Ruff’s book is broken into chapters that initially seem to be only loosely connected, but which come together over time and this is a large part of its appeal. Although critics have only been given access to the first five of ten episodes and it remains to be seen how well the individual stories will gel as the series progresses, the show offers far too much excitement and righteous sentiment for the viewer to get too caught up in such concerns. Green’s decision to opt for an opening dream sequence that collages together several different images from the kind of pulp fiction the show draws upon, could perhaps be seen as overplaying her hand too soon, but it’s nevertheless a bold choice, as is her use of music – a selection of vintage tunes and contemporary hits, with some spoken word thrown into the mix.

That H.P. Lovecraft espoused racist and xenophobic notions is beyond debate. It could be argued that he was actually more racist than was common during his era, due to his almost neurotic level of fear and catalogue of many aversions (including to such relatively non-frightening things as sea food). This, of course, was what made him a sometimes talented (if limited to a certain style) writer of horror fiction. It also made him appear to be an emotionally stunted man-child in many respects.

Like Atticus, and many fans of his writing in real-life, I read his work in my early teens, which is probably the best time for exposure to it. Reading a Lovecraft biography more recently, I decided I’d rather stop reading than continue to familiarise myself any more with the details of his life. It was not any virulent strain of racism that made me feel this, but rather the somewhat pathetic and ill-adapted-to-life figure that he cut.

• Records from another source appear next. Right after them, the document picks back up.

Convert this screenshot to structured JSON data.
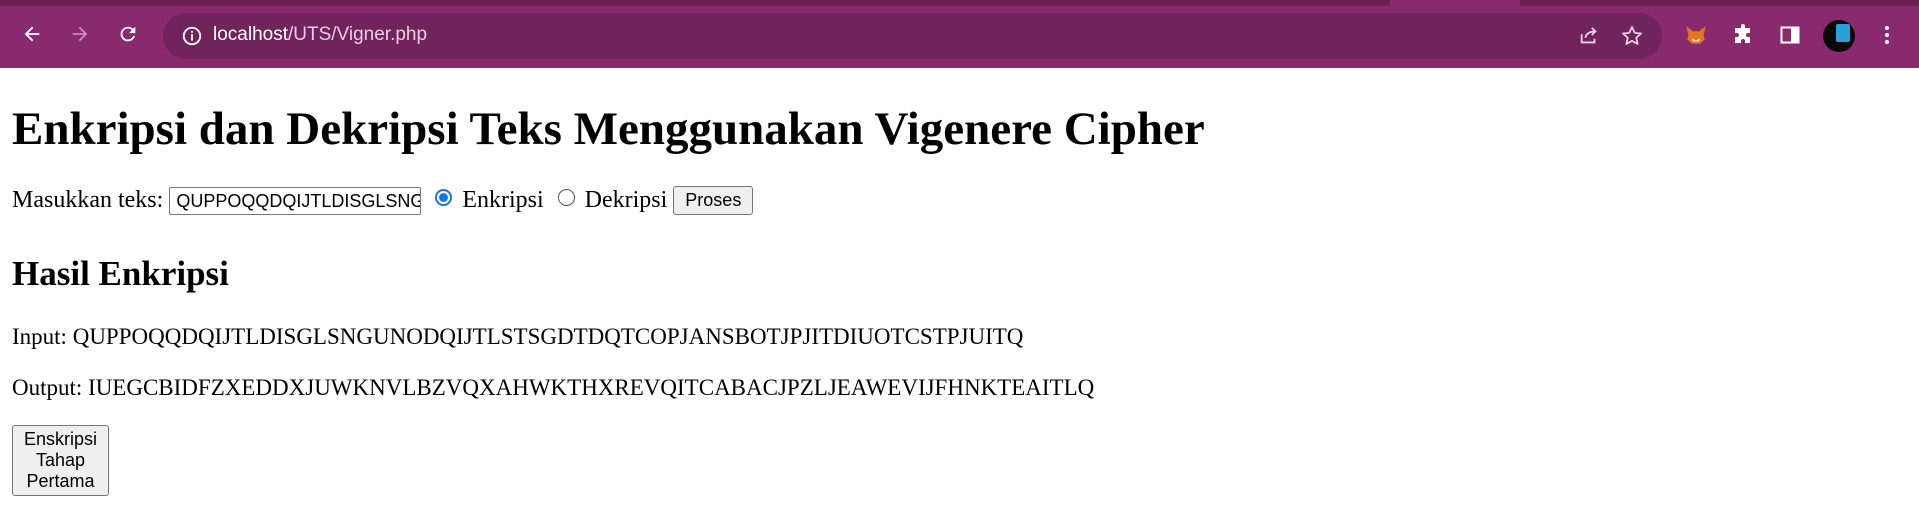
{
  "browser": {
    "url_host": "localhost",
    "url_path": "/UTS/Vigner.php"
  },
  "page": {
    "title": "Enkripsi dan Dekripsi Teks Menggunakan Vigenere Cipher",
    "form": {
      "label": "Masukkan teks:",
      "input_value": "QUPPOQQDQIJTLDISGLSNGUNODQIJTLSTSGDTDQTCOPJANSBOTJPJITDIUOTCSTPJUITQ",
      "radio_encrypt_label": "Enkripsi",
      "radio_decrypt_label": "Dekripsi",
      "selected_mode": "Enkripsi",
      "submit_label": "Proses"
    },
    "result": {
      "heading": "Hasil Enkripsi",
      "input_label": "Input:",
      "input_text": "QUPPOQQDQIJTLDISGLSNGUNODQIJTLSTSGDTDQTCOPJANSBOTJPJITDIUOTCSTPJUITQ",
      "output_label": "Output:",
      "output_text": "IUEGCBIDFZXEDDXJUWKNVLBZVQXAHWKTHXREVQITCABACJPZLJEAWEVIJFHNKTEAITLQ",
      "stage_button_label": "Enskripsi Tahap Pertama"
    }
  },
  "colors": {
    "browser_chrome": "#8a2a6e",
    "omnibox": "#71235b",
    "radio_accent": "#1a73e8"
  }
}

None of this, I would argue, and Green and Ruff would appear to agree, renders Lovecraft’s writing entirely worthless.

Opting to directly acknowledge Lovecraft’s racism (as well as the racism of society in general), whilst placing Black American characters at the heart of its narrative, Lovecraft Country works at reclaiming a popular genre for those who for too long felt poorly represented within it. It also has immense fun inverting such clichéd horror tropes as the ‘Magical Negro’, which just as surely deserves to be consigned to the historical past as other more overtly negative forms of racial stereotyping.

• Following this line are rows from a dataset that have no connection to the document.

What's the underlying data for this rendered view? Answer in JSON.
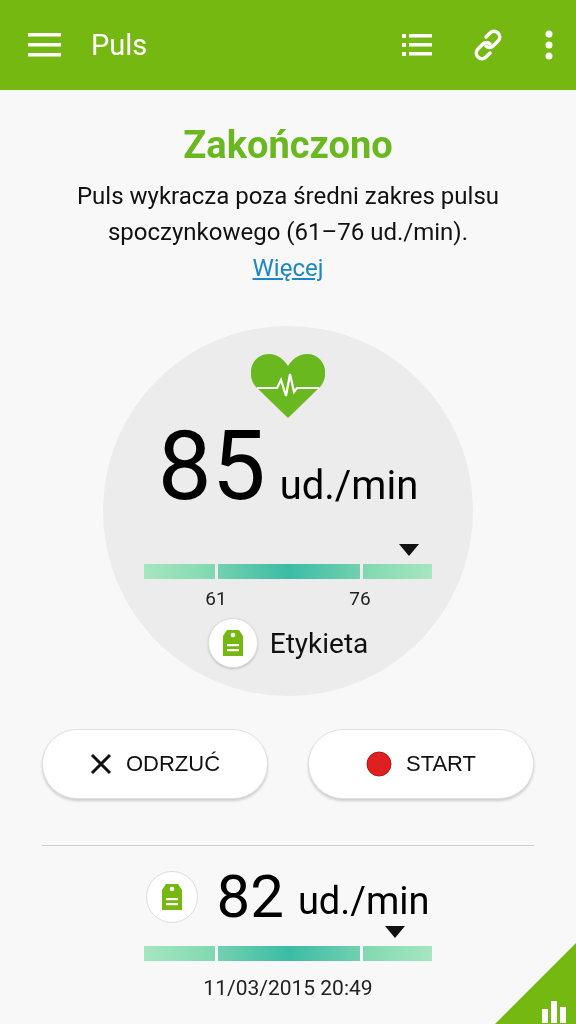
{
  "app_bar": {
    "title": "Puls"
  },
  "result": {
    "status": "Zakończono",
    "message": "Puls wykracza poza średni zakres pulsu spoczynkowego (61–76 ud./min).",
    "more_link": "Więcej"
  },
  "measurement": {
    "value": "85",
    "unit": "ud./min",
    "range_labels": [
      "61",
      "76"
    ],
    "tag_label": "Etykieta"
  },
  "buttons": [
    {
      "kind": "discard",
      "label": "ODRZUĆ"
    },
    {
      "kind": "start",
      "label": "START"
    }
  ],
  "history": {
    "value": "82",
    "unit": "ud./min",
    "timestamp": "11/03/2015 20:49"
  }
}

Ruff himself cited Pam Noles’ essay ‘Shame’ as central to his inspiration for writing the book. Journalist and author Noles recounts her experience as a young science-fiction fan and her parents’ opposition to those books. In particular, Noles’ contrasts her excitement at reading Ursula K. Le Guin’s Earthsea novels, in which Ged and the other Archipelagans are clearly POC, with her crushing disappointment in the 2004 SciFi Channel’s adaptation, which altered that essential aspect. The history of the representation of Black Americans in the horror genre is brilliantly summarised in Xavier Neal-Burgin’s excellent documentary, Horror Noire, which makes for an interesting companion piece to Lovecraft Country. Neal-Burgin identifies several points at which the narrative began to change. George Romero’s infamous 1968 independent horror flick, Night Of The Living Dead, with Duane Jones as the heroic but ill-fated black hero. William Crain’s Blacula, Bill Gunn’s Ganja & Hess, Wes Craven’s The People Under The Stairs, Rusty Cundieff’s Tales From The Hood and of course, Jordan Peele’s Get Out.

Arriving four years after the publication of Matt Ruff’s book, Misha Green’s screen version of Lovecraft Country, like 2019s Watchmen, updates and subverts an existing narrative for purposes that could hardly be more timely. That it does so with such enormous vitality, aplomb and huge entertainment value is of enormous credit to Green and Peele and the excellent cast, who anchor the show’s more outrageous flights of fancy in solid and believable human emotions and interactions.

Lovecraft Country begins in the UK on Monday 17 August on Sky Atlantic

The Quietus Digest

Sign up for our free Friday email newsletter.

Support The Quietus

Our journalism is funded by our readers. Become a subscriber today to help champion our writing, plus enjoy bonus essays, podcasts, playlists and music downloads.

Support & Subscribe Today